As a presenter and analyst, Tufte ranks extremely high. He has a way of deflating the pompous and seeing through the clutter, then conveying effectively what he sees and what you should see. “Beautiful Evidence” picks up the thread of the three earlier books, and expands deeper into some of the concepts, and suggests some new ideas.
“Mapped Pictures,” the first chapter, is an attempt at applying formal map-style methods of labelling for the analysis of graphics. The point made is that “mappings help tell why the image matters.” Examples range from a Hockney painting to renaissance engravings. He leans heavily in favor of captioning and mapping directly on the picture, and not as a subsidiary table somewhere else on the page. In fact, a recurring theme in the book is to keep explanaory text, explanatory illustrations, and captions close together.
There’s an amusing debunking of one man’s method of formally analyzing sculptures based on key structural points which generate universal symmetrical geometries. The problem is, many possible mappings are available, applicable to many different pieces of art. Mappings must be “specific, coherent, credible and testable.” This is also applicable to certain types of research, covered in the chapter on “Corruption in Evidence Presentations.” The same cherry-picking process that led to the meaningless though pretty geometries can also lead to meaningless though pretty analytical conclusions. It gets serious when applied to, say, pharmaceutical research.
“Words, Numbers, Images” picks up the theme of proximity, with some fine examples of the artistic ways that text and illustration can be seamlessly combined. An especially amusing example is the “Government Sentencing Memorandum” issued in the “Duke” Cunningham case. Nested in with the dry legal text are full-color photos of the antique furniture, mansions, the yacht, as well as the notorious “menu” of bribery options. The chapter ends — I want to say climaxes — with Galileo’s beautiful diagram of the Pleiades as seen through his newly invented telescope. The chain of stars as if by magic breaks the grid of the book and streams across the center.

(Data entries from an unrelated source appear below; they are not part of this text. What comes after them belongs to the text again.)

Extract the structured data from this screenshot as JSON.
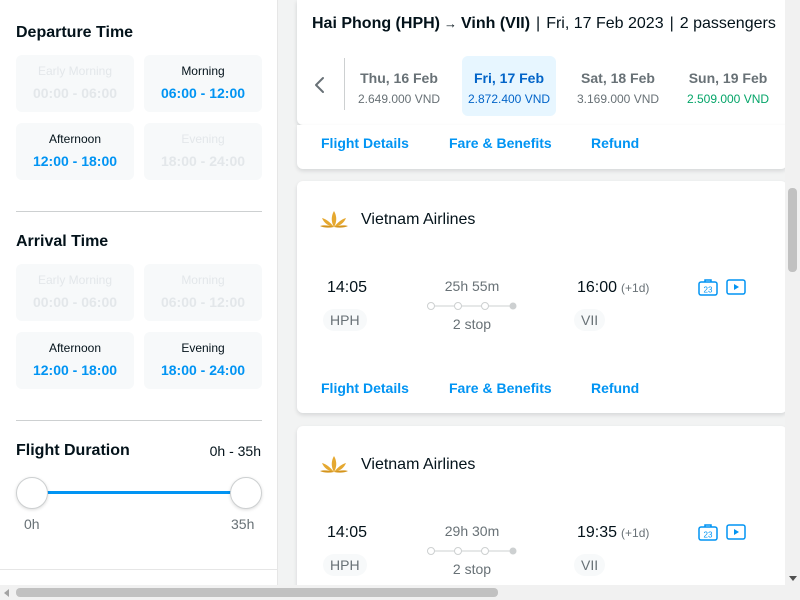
{
  "filters": {
    "departure": {
      "title": "Departure Time",
      "slots": [
        {
          "label": "Early Morning",
          "range": "00:00 - 06:00",
          "enabled": false
        },
        {
          "label": "Morning",
          "range": "06:00 - 12:00",
          "enabled": true
        },
        {
          "label": "Afternoon",
          "range": "12:00 - 18:00",
          "enabled": true
        },
        {
          "label": "Evening",
          "range": "18:00 - 24:00",
          "enabled": false
        }
      ]
    },
    "arrival": {
      "title": "Arrival Time",
      "slots": [
        {
          "label": "Early Morning",
          "range": "00:00 - 06:00",
          "enabled": false
        },
        {
          "label": "Morning",
          "range": "06:00 - 12:00",
          "enabled": false
        },
        {
          "label": "Afternoon",
          "range": "12:00 - 18:00",
          "enabled": true
        },
        {
          "label": "Evening",
          "range": "18:00 - 24:00",
          "enabled": true
        }
      ]
    },
    "duration": {
      "title": "Flight Duration",
      "range_text": "0h - 35h",
      "min_label": "0h",
      "max_label": "35h",
      "selected_min_fraction": 0,
      "selected_max_fraction": 1
    }
  },
  "header": {
    "origin": "Hai Phong (HPH)",
    "arrow": "→",
    "destination": "Vinh (VII)",
    "separator": "|",
    "date": "Fri, 17 Feb 2023",
    "passengers": "2 passengers",
    "dates": [
      {
        "day": "Thu, 16 Feb",
        "price": "2.649.000 VND",
        "state": "normal"
      },
      {
        "day": "Fri, 17 Feb",
        "price": "2.872.400 VND",
        "state": "active"
      },
      {
        "day": "Sat, 18 Feb",
        "price": "3.169.000 VND",
        "state": "normal"
      },
      {
        "day": "Sun, 19 Feb",
        "price": "2.509.000 VND",
        "state": "cheapest"
      }
    ]
  },
  "prev_card_links": {
    "details": "Flight Details",
    "fare": "Fare & Benefits",
    "refund": "Refund"
  },
  "flights": [
    {
      "airline": "Vietnam Airlines",
      "dep_time": "14:05",
      "dep_code": "HPH",
      "duration": "25h 55m",
      "stops": "2 stop",
      "arr_time": "16:00",
      "arr_day_offset": "(+1d)",
      "arr_code": "VII",
      "links": {
        "details": "Flight Details",
        "fare": "Fare & Benefits",
        "refund": "Refund"
      }
    },
    {
      "airline": "Vietnam Airlines",
      "dep_time": "14:05",
      "dep_code": "HPH",
      "duration": "29h 30m",
      "stops": "2 stop",
      "arr_time": "19:35",
      "arr_day_offset": "(+1d)",
      "arr_code": "VII"
    }
  ],
  "baggage_badge": "23",
  "colors": {
    "accent": "#0194f3",
    "active_date_bg": "#e7f6ff",
    "cheapest_price": "#05a569",
    "logo_gold": "#e5a830"
  }
}
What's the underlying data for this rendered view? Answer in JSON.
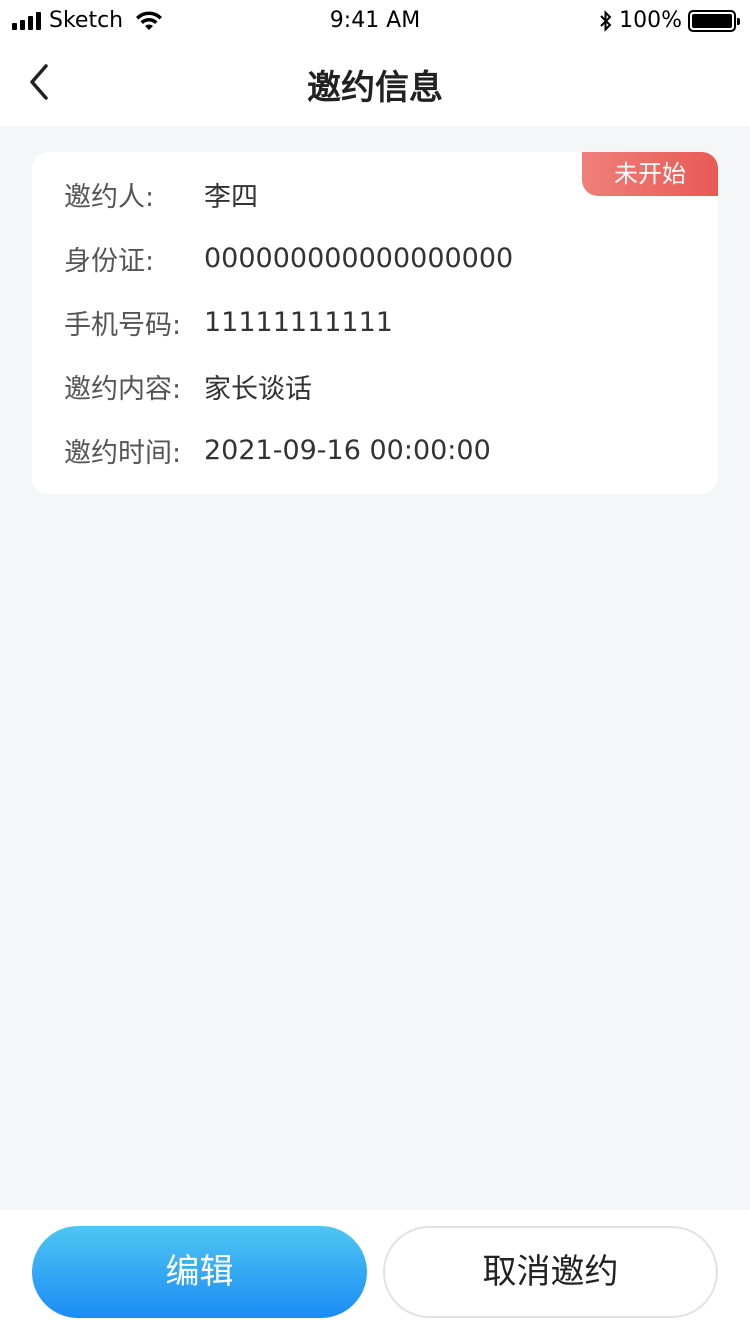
{
  "status_bar": {
    "carrier": "Sketch",
    "time": "9:41 AM",
    "battery_percent": "100%"
  },
  "nav": {
    "title": "邀约信息",
    "back_icon": "chevron-left-icon"
  },
  "invitation": {
    "status_badge": "未开始",
    "status_color": "#e85a55",
    "fields": [
      {
        "label": "邀约人:",
        "value": "李四"
      },
      {
        "label": "身份证:",
        "value": "000000000000000000"
      },
      {
        "label": "手机号码:",
        "value": "11111111111"
      },
      {
        "label": "邀约内容:",
        "value": "家长谈话"
      },
      {
        "label": "邀约时间:",
        "value": "2021-09-16 00:00:00"
      }
    ]
  },
  "actions": {
    "edit_label": "编辑",
    "cancel_label": "取消邀约",
    "primary_color": "#1b8cf5"
  }
}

That’s the good news; the bad news is much of the rest of it feels like padding. “The Cognitive Style of Powerpoint” is a wonderful monograph; if you, like me, purchased it separately you’ll be dismayed that you also get it in this book in its entirely. I guess it’s akin to including the hit single in the album. Now if you haven’t read it by all means you should. Powerpoint’s insidious way of not representing your thoughts, but instead channeling and limiting them to fit its own particular toolset, is disturbing. And again, it can be a life-and-death matter; the slideshow used to decide what to do about the space shuttle Columbia, while it was still in orbit, was done in Powerpoint and abetted in totally disguising the most important facts.
“The Fundamental Principles of Analytical Design” picks up with the famous Minard drawing of Napoleon’s retreat from Russia. Now just in case you missed the three reproductions of it in “The Visual Display of Quantitative Information,” he reproduces it five more times in this volume, including an “actually very nice” foldout version. Obviously he’s demonstrating an earlier principle that the proximity principle applies even if it means reproducing an image or graphic more than once. Maybe so; but five times just makes it feel like, well, Phluff.
The last section is very nice but I have no idea why it’s here. Tufte is also a sculptor, working in large-scale outdoor metal works. His suggestion that pedestals take up their own space and so modify the experience of the sculpture is well taken. I was hoping for more of a helpful analogy to the “big all-purpose picture frames,” perhaps even an application of Edward Cone’s suggestion of the silence before and after a performance of music as a structure in its own right. The example of the enormous toppled Stalin, where the empty plinth took on a symbolic life of its own, could be lined up with Cage’s 4’33”, where the empty sound becomes the work, or Rauschenberg’s white paintings.
But none of this has anything to do with statistical analysis of graphic descriptions of information.
All that said, it’s worth a look at least. I absolutely endorse studying his work (my copies of his first three books are autographed!) This one is for a serious student of the craft who wants to explore further examples. But if you’re just beginning to explore Tufte’s work, I’d suggest you go first to “The Visual Display…”, which is dense with fine examples and counterexamples. It’s like comparing “Animal Crackers” to “A Night At The Opera”; the jokes are just as funny, but there’s an awful lot more of them in the former than in the latter.
Additionally for the graphic artist, “Envisioning Information” is terrific, with many absolutely elegant examples.
Visit http://www.edwardtufte.com for more about these books, along with some great unpublished material and discussions of these ideas.